Stephen Gregory's never before published: "The Boys Who Wouldn't Wake Up" was poignant and, in a way, beautiful. It was also very much unlike any other Gregory story I've read. I'm a huge fan of this author and this tale did NOT disappoint. 

 

"The Nice Boys" by Isabel Colegate was a spectacularly eerie story, set in a relentlessly foggy Venice, Italy. A young woman heads there to vacation away a recent bad break up and meets two young men.

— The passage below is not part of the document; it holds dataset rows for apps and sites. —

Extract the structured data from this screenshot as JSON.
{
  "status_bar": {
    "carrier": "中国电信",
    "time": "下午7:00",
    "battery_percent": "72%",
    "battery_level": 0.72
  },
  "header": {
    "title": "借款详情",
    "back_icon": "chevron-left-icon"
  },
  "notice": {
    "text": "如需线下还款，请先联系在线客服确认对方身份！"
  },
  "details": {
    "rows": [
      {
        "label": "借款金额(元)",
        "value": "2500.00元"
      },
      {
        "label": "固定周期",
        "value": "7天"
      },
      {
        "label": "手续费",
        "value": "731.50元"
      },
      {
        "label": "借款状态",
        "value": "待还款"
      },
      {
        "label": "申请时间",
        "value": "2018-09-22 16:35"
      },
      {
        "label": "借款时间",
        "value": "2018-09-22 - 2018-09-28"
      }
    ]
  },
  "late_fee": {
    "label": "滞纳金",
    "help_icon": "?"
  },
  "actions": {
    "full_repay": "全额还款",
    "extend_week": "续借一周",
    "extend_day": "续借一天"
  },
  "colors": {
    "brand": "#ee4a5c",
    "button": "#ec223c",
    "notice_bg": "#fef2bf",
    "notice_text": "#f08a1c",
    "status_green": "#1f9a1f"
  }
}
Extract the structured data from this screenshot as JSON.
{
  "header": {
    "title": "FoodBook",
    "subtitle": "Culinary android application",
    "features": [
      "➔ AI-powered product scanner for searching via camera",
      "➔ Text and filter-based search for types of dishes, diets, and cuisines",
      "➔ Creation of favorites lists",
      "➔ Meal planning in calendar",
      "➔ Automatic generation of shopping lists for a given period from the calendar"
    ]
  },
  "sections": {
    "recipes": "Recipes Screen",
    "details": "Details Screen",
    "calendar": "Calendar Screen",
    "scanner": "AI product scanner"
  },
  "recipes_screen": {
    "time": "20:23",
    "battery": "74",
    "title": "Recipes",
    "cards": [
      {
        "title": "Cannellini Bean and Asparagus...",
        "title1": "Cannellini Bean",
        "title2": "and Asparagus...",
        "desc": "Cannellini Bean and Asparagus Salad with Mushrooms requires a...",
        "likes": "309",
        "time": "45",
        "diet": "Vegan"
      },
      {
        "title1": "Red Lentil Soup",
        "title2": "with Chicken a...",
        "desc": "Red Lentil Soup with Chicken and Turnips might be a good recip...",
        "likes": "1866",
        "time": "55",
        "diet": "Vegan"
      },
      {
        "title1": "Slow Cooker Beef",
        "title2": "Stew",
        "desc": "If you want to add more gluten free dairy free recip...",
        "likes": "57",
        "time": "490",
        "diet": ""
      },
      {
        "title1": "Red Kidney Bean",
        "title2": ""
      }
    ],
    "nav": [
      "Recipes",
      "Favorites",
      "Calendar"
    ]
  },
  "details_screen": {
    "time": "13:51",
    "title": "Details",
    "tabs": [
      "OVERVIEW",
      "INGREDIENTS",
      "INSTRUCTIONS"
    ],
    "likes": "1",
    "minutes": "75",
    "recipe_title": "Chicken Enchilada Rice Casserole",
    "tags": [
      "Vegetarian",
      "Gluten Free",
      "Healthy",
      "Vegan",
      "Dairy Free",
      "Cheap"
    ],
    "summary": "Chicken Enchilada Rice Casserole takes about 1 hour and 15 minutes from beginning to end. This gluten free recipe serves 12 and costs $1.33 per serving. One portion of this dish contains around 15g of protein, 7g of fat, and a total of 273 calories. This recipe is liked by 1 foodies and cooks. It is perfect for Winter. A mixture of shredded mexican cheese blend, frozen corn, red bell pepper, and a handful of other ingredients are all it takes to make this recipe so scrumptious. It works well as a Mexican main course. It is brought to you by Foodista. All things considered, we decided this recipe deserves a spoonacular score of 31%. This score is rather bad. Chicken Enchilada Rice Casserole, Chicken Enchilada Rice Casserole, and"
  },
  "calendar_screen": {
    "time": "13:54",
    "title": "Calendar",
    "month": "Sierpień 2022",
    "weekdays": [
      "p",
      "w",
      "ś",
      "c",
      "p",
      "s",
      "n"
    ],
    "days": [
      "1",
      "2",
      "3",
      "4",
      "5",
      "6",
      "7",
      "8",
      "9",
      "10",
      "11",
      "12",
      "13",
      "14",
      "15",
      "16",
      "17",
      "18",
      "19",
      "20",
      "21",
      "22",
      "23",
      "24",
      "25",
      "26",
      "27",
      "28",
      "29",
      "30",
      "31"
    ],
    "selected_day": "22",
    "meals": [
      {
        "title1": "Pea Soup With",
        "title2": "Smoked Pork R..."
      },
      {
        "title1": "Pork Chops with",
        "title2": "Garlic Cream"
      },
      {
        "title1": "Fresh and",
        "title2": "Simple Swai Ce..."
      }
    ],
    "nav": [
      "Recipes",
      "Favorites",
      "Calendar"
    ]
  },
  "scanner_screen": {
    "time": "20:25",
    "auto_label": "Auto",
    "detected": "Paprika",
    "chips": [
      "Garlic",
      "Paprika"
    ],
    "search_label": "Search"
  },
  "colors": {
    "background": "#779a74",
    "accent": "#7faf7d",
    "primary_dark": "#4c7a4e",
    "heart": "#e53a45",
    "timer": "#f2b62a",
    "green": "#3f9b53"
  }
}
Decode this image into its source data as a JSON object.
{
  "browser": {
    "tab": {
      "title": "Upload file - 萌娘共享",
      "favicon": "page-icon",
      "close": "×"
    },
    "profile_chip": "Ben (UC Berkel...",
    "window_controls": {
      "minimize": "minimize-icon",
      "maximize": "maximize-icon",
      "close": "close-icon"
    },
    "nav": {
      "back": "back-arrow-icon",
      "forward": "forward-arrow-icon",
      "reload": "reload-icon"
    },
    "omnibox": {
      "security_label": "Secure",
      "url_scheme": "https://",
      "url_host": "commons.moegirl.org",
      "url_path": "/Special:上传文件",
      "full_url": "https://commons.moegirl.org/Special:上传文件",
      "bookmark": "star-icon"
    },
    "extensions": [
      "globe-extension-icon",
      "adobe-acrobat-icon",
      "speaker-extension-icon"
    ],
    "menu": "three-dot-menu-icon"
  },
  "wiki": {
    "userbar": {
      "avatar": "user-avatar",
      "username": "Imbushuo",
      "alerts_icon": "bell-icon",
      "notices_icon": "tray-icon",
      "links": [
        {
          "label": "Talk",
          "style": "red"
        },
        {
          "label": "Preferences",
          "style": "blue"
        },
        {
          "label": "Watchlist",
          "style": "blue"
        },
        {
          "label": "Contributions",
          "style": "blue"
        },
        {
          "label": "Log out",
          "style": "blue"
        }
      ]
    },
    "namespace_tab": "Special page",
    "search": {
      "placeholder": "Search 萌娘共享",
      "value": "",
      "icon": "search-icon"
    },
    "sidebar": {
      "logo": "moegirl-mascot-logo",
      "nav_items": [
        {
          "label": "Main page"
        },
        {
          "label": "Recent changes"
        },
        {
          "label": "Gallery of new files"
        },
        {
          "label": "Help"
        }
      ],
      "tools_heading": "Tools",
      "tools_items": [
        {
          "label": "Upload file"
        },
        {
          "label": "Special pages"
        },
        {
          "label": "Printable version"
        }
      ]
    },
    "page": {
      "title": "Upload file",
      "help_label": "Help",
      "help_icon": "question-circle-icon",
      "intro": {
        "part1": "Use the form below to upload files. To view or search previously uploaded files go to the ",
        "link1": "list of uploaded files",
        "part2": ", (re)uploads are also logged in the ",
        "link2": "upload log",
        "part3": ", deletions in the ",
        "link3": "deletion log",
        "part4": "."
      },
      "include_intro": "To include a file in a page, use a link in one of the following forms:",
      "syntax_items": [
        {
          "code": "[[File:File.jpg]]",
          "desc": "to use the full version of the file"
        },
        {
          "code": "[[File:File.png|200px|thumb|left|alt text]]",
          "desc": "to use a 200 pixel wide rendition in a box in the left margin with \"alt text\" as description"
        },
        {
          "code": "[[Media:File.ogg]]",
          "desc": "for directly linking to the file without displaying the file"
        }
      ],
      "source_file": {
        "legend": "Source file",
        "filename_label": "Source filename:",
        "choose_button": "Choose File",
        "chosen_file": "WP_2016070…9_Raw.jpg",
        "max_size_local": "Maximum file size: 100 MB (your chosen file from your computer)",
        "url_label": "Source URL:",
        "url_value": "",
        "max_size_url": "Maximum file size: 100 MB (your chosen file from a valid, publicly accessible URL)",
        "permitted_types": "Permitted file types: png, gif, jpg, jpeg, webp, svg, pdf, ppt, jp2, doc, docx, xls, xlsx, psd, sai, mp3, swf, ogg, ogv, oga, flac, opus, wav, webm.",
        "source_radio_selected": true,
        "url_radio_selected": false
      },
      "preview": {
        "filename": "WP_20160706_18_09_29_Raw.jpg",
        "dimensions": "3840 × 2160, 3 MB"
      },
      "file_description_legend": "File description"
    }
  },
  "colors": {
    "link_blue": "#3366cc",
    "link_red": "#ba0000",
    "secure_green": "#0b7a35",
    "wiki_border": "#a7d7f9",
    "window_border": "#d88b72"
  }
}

As the tension grows the reader is drawn in, but the vivid and disturbing scene towards the end ensures this story will not soon be forgotten. 

 

"Herself" by M.E. Braddon involved two of my favorite tropes-haunted houses and haunted mirrors. I'm not sure which it was, exactly,  but I'm going with  a combination of the two. I love these types of stories-where people are called in to help but are rendered helpless by circumstance and can only witness as bystanders the evil that occurs.

 

"Halley's Passing" by Michael McDowell. It's no secret that I adore Michael McDowell. (You do too, if you love Beetlejuice or The Nightmare Before Christmas.) This tale, however, is shocking and extra bloody which is unusual for him, but at the same time: so much FUN.

 

"The Elemental" by R. Chetwynd-Hayes. Another FUN tale featuring a psychic that no one takes seriously. At first. 

 

"Samhain" by Bernard Taylor. Taylor is an author that I was unfamiliar with until Valancourt Books republished some of his work. I am now an unabashed fan and stories like this are exactly why. Everything is going along, you think you have a handle on things, and then BAM! He punches you right in the face. It's often a bloody punch too, and this is no exception. I laughed out loud at the ending because I was surprised, it was bloody and I loved it!

 

"The Bell" by Beverly Nichols. A beautifully told tale about a man who was completely dependent upon his valet/butler and what happens when that butler dies. Who will then come to the insistent ringing of the bell? 

 

Just like with Volume 1, I could list each and every story as a standout, because they were ALL just that good. Also like with Volume 1, is the fact that most of these stories have not been published over and over again. I'm not sure if it happens with all genres, but the same horror stories often appear ad nauseam in anthologies and it's irritating. With the cost of books these days, it's disappointing to buy an anthology only to discover you've read half the stories already in other anthologies. Rest easy, because that is not the case here. 

 

Each story in this volume is prefaced by a bit of background on the story and on the author, many of whom were not known for writing in the horror genre. I think that fact brings a certain freshness to this collection that is often lacking in others. The Valancourt Book of Horror Stories: Volume Two is simply EXCEPTIONAL and belongs in the collection of any serious fan of the genre. 

 

My highest recommendation!

 

You can pre-order your copy  here: The Valancourt Book of Horror Stories: Volume Two

 

*This book was provided by Valancourt Books in exchange for my honest review. This is it.*

 

 

More posts
Your Dashboard view:
Need help?